═════ RECORD SET

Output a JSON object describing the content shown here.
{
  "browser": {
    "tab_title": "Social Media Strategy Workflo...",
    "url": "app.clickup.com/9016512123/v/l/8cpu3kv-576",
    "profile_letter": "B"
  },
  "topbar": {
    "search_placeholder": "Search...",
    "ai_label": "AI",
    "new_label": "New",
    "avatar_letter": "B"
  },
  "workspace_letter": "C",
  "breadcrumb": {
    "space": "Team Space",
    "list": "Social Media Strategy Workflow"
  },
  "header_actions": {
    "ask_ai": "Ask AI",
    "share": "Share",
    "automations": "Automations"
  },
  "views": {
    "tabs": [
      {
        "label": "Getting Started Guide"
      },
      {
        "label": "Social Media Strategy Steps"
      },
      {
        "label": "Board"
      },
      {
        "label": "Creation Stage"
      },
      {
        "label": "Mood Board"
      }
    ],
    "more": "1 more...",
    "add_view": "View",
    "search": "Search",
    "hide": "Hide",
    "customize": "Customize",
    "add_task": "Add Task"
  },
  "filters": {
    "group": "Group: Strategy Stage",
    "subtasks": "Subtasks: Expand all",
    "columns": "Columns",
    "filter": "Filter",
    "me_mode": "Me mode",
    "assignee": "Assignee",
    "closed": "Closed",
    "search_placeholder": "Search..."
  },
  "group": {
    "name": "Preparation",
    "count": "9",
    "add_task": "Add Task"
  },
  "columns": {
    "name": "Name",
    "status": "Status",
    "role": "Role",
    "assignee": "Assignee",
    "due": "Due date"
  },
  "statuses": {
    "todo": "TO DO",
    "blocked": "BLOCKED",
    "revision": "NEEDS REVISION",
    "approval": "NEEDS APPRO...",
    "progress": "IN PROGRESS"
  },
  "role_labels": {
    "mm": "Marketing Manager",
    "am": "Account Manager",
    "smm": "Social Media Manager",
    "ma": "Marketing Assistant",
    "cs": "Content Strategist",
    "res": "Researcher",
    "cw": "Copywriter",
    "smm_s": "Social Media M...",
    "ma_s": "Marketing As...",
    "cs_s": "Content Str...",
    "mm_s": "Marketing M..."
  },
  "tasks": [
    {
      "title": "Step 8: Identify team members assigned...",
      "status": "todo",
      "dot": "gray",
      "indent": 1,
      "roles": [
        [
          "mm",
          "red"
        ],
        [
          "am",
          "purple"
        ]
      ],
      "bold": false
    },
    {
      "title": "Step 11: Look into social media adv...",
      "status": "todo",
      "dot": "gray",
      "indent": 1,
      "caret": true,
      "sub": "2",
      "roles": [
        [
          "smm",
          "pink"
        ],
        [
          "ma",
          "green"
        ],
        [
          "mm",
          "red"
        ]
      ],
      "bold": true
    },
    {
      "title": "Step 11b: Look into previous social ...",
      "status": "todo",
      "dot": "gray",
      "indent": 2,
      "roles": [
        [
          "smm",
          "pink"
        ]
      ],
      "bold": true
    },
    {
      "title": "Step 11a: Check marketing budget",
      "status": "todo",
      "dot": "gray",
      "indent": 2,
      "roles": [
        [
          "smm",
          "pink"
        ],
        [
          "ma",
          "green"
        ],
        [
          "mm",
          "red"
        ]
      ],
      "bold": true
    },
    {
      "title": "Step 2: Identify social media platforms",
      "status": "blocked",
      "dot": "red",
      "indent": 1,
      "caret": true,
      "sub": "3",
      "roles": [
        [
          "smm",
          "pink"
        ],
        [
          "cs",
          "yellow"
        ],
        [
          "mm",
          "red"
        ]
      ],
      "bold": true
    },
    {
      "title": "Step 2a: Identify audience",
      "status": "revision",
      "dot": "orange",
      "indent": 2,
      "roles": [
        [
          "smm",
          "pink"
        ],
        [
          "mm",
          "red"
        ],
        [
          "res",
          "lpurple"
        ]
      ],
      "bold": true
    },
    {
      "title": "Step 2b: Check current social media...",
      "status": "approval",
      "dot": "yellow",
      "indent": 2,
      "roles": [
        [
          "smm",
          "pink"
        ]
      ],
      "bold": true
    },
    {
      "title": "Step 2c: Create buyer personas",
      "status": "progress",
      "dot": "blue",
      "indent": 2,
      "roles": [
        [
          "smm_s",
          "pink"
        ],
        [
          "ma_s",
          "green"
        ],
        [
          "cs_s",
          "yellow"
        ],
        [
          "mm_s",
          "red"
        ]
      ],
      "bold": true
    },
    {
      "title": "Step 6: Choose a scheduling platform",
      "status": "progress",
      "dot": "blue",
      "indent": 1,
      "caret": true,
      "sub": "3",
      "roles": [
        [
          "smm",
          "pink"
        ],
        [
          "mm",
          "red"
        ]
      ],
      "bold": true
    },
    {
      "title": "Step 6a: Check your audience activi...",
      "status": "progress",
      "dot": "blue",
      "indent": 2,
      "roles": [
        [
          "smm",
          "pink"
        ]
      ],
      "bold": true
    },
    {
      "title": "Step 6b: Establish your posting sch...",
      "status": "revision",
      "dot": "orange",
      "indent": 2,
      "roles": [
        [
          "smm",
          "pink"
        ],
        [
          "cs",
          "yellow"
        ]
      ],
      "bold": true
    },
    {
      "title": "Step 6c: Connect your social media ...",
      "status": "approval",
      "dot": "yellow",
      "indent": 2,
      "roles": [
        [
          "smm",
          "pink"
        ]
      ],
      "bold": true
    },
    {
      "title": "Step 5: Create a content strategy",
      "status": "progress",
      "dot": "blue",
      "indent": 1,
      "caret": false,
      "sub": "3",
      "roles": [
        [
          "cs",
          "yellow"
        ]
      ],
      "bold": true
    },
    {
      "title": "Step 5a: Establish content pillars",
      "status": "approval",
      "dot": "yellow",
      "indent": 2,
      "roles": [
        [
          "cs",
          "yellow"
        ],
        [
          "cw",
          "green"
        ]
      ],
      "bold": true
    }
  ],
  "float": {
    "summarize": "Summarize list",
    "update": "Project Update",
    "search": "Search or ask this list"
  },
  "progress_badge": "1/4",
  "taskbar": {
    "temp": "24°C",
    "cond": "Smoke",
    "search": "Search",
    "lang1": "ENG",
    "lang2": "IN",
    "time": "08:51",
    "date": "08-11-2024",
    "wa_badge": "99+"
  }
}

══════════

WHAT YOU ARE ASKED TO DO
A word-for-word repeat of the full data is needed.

TASK RESULT
Output a JSON object describing the content shown here.
{
  "browser": {
    "tab_title": "Social Media Strategy Workflo...",
    "url": "app.clickup.com/9016512123/v/l/8cpu3kv-576",
    "profile_letter": "B"
  },
  "topbar": {
    "search_placeholder": "Search...",
    "ai_label": "AI",
    "new_label": "New",
    "avatar_letter": "B"
  },
  "workspace_letter": "C",
  "breadcrumb": {
    "space": "Team Space",
    "list": "Social Media Strategy Workflow"
  },
  "header_actions": {
    "ask_ai": "Ask AI",
    "share": "Share",
    "automations": "Automations"
  },
  "views": {
    "tabs": [
      {
        "label": "Getting Started Guide"
      },
      {
        "label": "Social Media Strategy Steps"
      },
      {
        "label": "Board"
      },
      {
        "label": "Creation Stage"
      },
      {
        "label": "Mood Board"
      }
    ],
    "more": "1 more...",
    "add_view": "View",
    "search": "Search",
    "hide": "Hide",
    "customize": "Customize",
    "add_task": "Add Task"
  },
  "filters": {
    "group": "Group: Strategy Stage",
    "subtasks": "Subtasks: Expand all",
    "columns": "Columns",
    "filter": "Filter",
    "me_mode": "Me mode",
    "assignee": "Assignee",
    "closed": "Closed",
    "search_placeholder": "Search..."
  },
  "group": {
    "name": "Preparation",
    "count": "9",
    "add_task": "Add Task"
  },
  "columns": {
    "name": "Name",
    "status": "Status",
    "role": "Role",
    "assignee": "Assignee",
    "due": "Due date"
  },
  "statuses": {
    "todo": "TO DO",
    "blocked": "BLOCKED",
    "revision": "NEEDS REVISION",
    "approval": "NEEDS APPRO...",
    "progress": "IN PROGRESS"
  },
  "role_labels": {
    "mm": "Marketing Manager",
    "am": "Account Manager",
    "smm": "Social Media Manager",
    "ma": "Marketing Assistant",
    "cs": "Content Strategist",
    "res": "Researcher",
    "cw": "Copywriter",
    "smm_s": "Social Media M...",
    "ma_s": "Marketing As...",
    "cs_s": "Content Str...",
    "mm_s": "Marketing M..."
  },
  "tasks": [
    {
      "title": "Step 8: Identify team members assigned...",
      "status": "todo",
      "dot": "gray",
      "indent": 1,
      "roles": [
        [
          "mm",
          "red"
        ],
        [
          "am",
          "purple"
        ]
      ],
      "bold": false
    },
    {
      "title": "Step 11: Look into social media adv...",
      "status": "todo",
      "dot": "gray",
      "indent": 1,
      "caret": true,
      "sub": "2",
      "roles": [
        [
          "smm",
          "pink"
        ],
        [
          "ma",
          "green"
        ],
        [
          "mm",
          "red"
        ]
      ],
      "bold": true
    },
    {
      "title": "Step 11b: Look into previous social ...",
      "status": "todo",
      "dot": "gray",
      "indent": 2,
      "roles": [
        [
          "smm",
          "pink"
        ]
      ],
      "bold": true
    },
    {
      "title": "Step 11a: Check marketing budget",
      "status": "todo",
      "dot": "gray",
      "indent": 2,
      "roles": [
        [
          "smm",
          "pink"
        ],
        [
          "ma",
          "green"
        ],
        [
          "mm",
          "red"
        ]
      ],
      "bold": true
    },
    {
      "title": "Step 2: Identify social media platforms",
      "status": "blocked",
      "dot": "red",
      "indent": 1,
      "caret": true,
      "sub": "3",
      "roles": [
        [
          "smm",
          "pink"
        ],
        [
          "cs",
          "yellow"
        ],
        [
          "mm",
          "red"
        ]
      ],
      "bold": true
    },
    {
      "title": "Step 2a: Identify audience",
      "status": "revision",
      "dot": "orange",
      "indent": 2,
      "roles": [
        [
          "smm",
          "pink"
        ],
        [
          "mm",
          "red"
        ],
        [
          "res",
          "lpurple"
        ]
      ],
      "bold": true
    },
    {
      "title": "Step 2b: Check current social media...",
      "status": "approval",
      "dot": "yellow",
      "indent": 2,
      "roles": [
        [
          "smm",
          "pink"
        ]
      ],
      "bold": true
    },
    {
      "title": "Step 2c: Create buyer personas",
      "status": "progress",
      "dot": "blue",
      "indent": 2,
      "roles": [
        [
          "smm_s",
          "pink"
        ],
        [
          "ma_s",
          "green"
        ],
        [
          "cs_s",
          "yellow"
        ],
        [
          "mm_s",
          "red"
        ]
      ],
      "bold": true
    },
    {
      "title": "Step 6: Choose a scheduling platform",
      "status": "progress",
      "dot": "blue",
      "indent": 1,
      "caret": true,
      "sub": "3",
      "roles": [
        [
          "smm",
          "pink"
        ],
        [
          "mm",
          "red"
        ]
      ],
      "bold": true
    },
    {
      "title": "Step 6a: Check your audience activi...",
      "status": "progress",
      "dot": "blue",
      "indent": 2,
      "roles": [
        [
          "smm",
          "pink"
        ]
      ],
      "bold": true
    },
    {
      "title": "Step 6b: Establish your posting sch...",
      "status": "revision",
      "dot": "orange",
      "indent": 2,
      "roles": [
        [
          "smm",
          "pink"
        ],
        [
          "cs",
          "yellow"
        ]
      ],
      "bold": true
    },
    {
      "title": "Step 6c: Connect your social media ...",
      "status": "approval",
      "dot": "yellow",
      "indent": 2,
      "roles": [
        [
          "smm",
          "pink"
        ]
      ],
      "bold": true
    },
    {
      "title": "Step 5: Create a content strategy",
      "status": "progress",
      "dot": "blue",
      "indent": 1,
      "caret": false,
      "sub": "3",
      "roles": [
        [
          "cs",
          "yellow"
        ]
      ],
      "bold": true
    },
    {
      "title": "Step 5a: Establish content pillars",
      "status": "approval",
      "dot": "yellow",
      "indent": 2,
      "roles": [
        [
          "cs",
          "yellow"
        ],
        [
          "cw",
          "green"
        ]
      ],
      "bold": true
    }
  ],
  "float": {
    "summarize": "Summarize list",
    "update": "Project Update",
    "search": "Search or ask this list"
  },
  "progress_badge": "1/4",
  "taskbar": {
    "temp": "24°C",
    "cond": "Smoke",
    "search": "Search",
    "lang1": "ENG",
    "lang2": "IN",
    "time": "08:51",
    "date": "08-11-2024",
    "wa_badge": "99+"
  }
}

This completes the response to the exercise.